According to the committee: “Since the House began its impeachment inquiry, a number of inaccurate claims have circulated about how impeachment works under the Constitution. To assist the Committee in its deliberations, we address six issues of potential relevance: (1) the law that governs House procedures for impeachment; (2) the law that governs the evaluation of evidence, including where the President orders defiance of House subpoenas; (3) whether the President can be impeached for abuse of his executive powers; (4) whether the President’s claims regarding his motives must be accepted at face value; (5) whether the President is immune from impeachment if he attempts an impeachable offense but is caught before he completes it; and (6) whether it is preferable to await the next election when a President has sought to corrupt that very same election.”


The committee was meeting over the weekend in preparation for Monday's hearing. Democrats say Trump sought a political investigation into former Vice President Joe Biden in his July 25 phone call with Ukrainian President Volodymyr Zelensky, in exchange for military aid that was being withheld and a White House meeting. Trump has denied the charges and has accused Democrats of engaging in a politically motivated witch hunt against him.

Trump touts economic success amid impeachment pushVideo

House Speaker Nancy Pelosi announced this week that she had requested the Judiciary Committee to proceed with articles of impeachment against the president. Those articles are likely to encompass two major themes: abuse of office and obstruction.

The new report hints at those charges when it outlines how a president who "perverts his role as chief diplomat to serve private rather than public ends" has met the standard of high crimes and misdemeanors laid out in the Constitution. That is true "especially" if he invited rather than opposed foreign interference, the report says.

It comes as part of dueling narratives from Democrats and Republicans as they try to sway public opinion to their side of the debate.


Republicans have indicated they intend to change the focus of the hearings should the House impeach and send articles to the Republican-controlled Senate for a trial. Trump on Thursday urged Democrats in the House to impeach him “fast, so we can have a fair trial in the Senate and so that our country can get back to business.”

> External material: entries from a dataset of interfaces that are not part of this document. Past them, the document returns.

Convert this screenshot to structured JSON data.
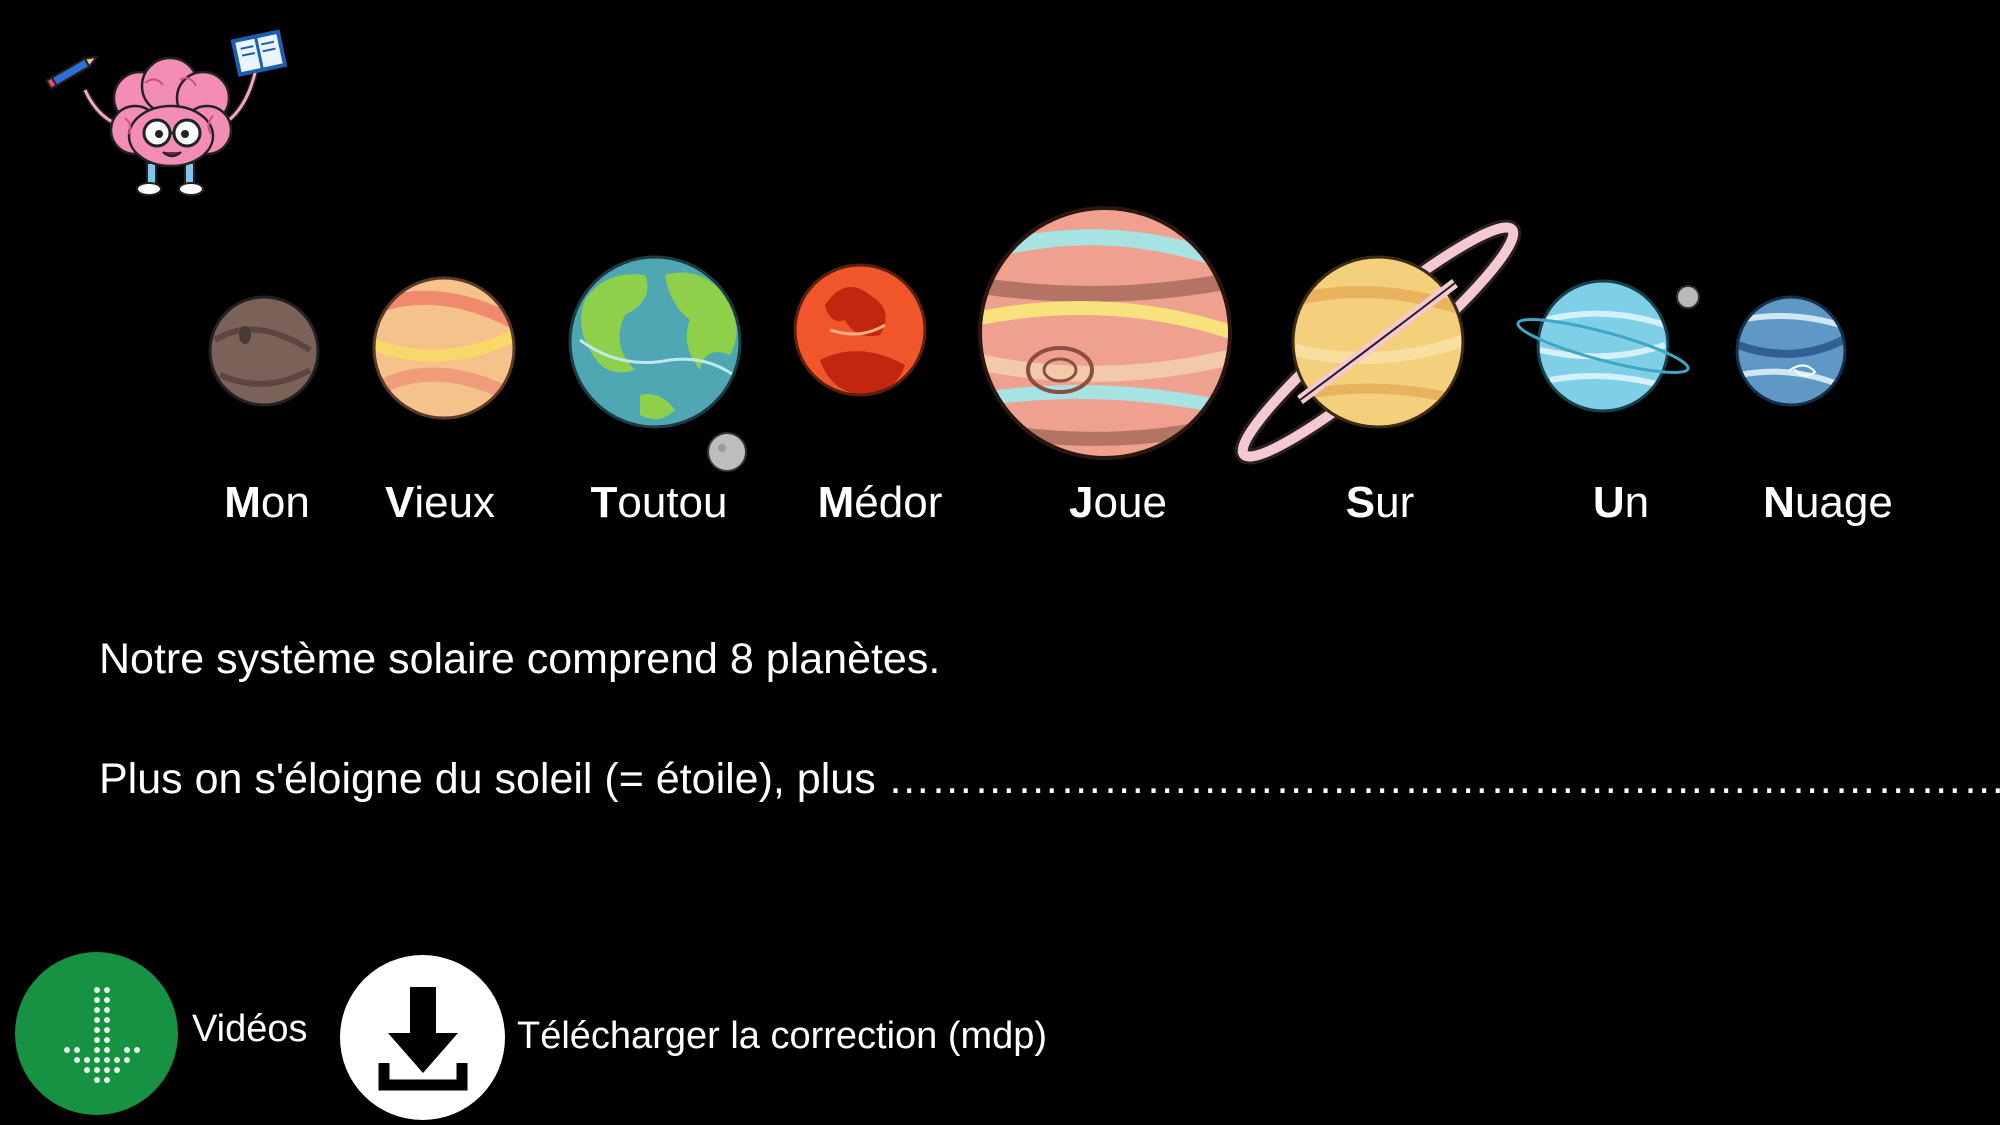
{
  "planets": [
    {
      "first": "M",
      "rest": "on"
    },
    {
      "first": "V",
      "rest": "ieux"
    },
    {
      "first": "T",
      "rest": "outou"
    },
    {
      "first": "M",
      "rest": "édor"
    },
    {
      "first": "J",
      "rest": "oue"
    },
    {
      "first": "S",
      "rest": "ur"
    },
    {
      "first": "U",
      "rest": "n"
    },
    {
      "first": "N",
      "rest": "uage"
    }
  ],
  "text": {
    "line1": "Notre système solaire comprend 8 planètes.",
    "line2": "Plus on s'éloigne du soleil (= étoile), plus …………………………………………………………………………"
  },
  "buttons": {
    "videos_label": "Vidéos",
    "download_label": "Télécharger la correction (mdp)"
  },
  "colors": {
    "background": "#000000",
    "videos_button": "#169242",
    "download_button": "#ffffff"
  },
  "icons": {
    "mascot": "brain-mascot-icon",
    "videos": "arrow-down-dotted-icon",
    "download": "download-icon"
  }
}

He indicated that Republicans would seek testimony from top Democrats including House Intelligence Committee Chairman Adam Schiff, former Biden and his son Hunter, as well as Speaker Pelosi.

The Associated Press contributed to this report.

Original Article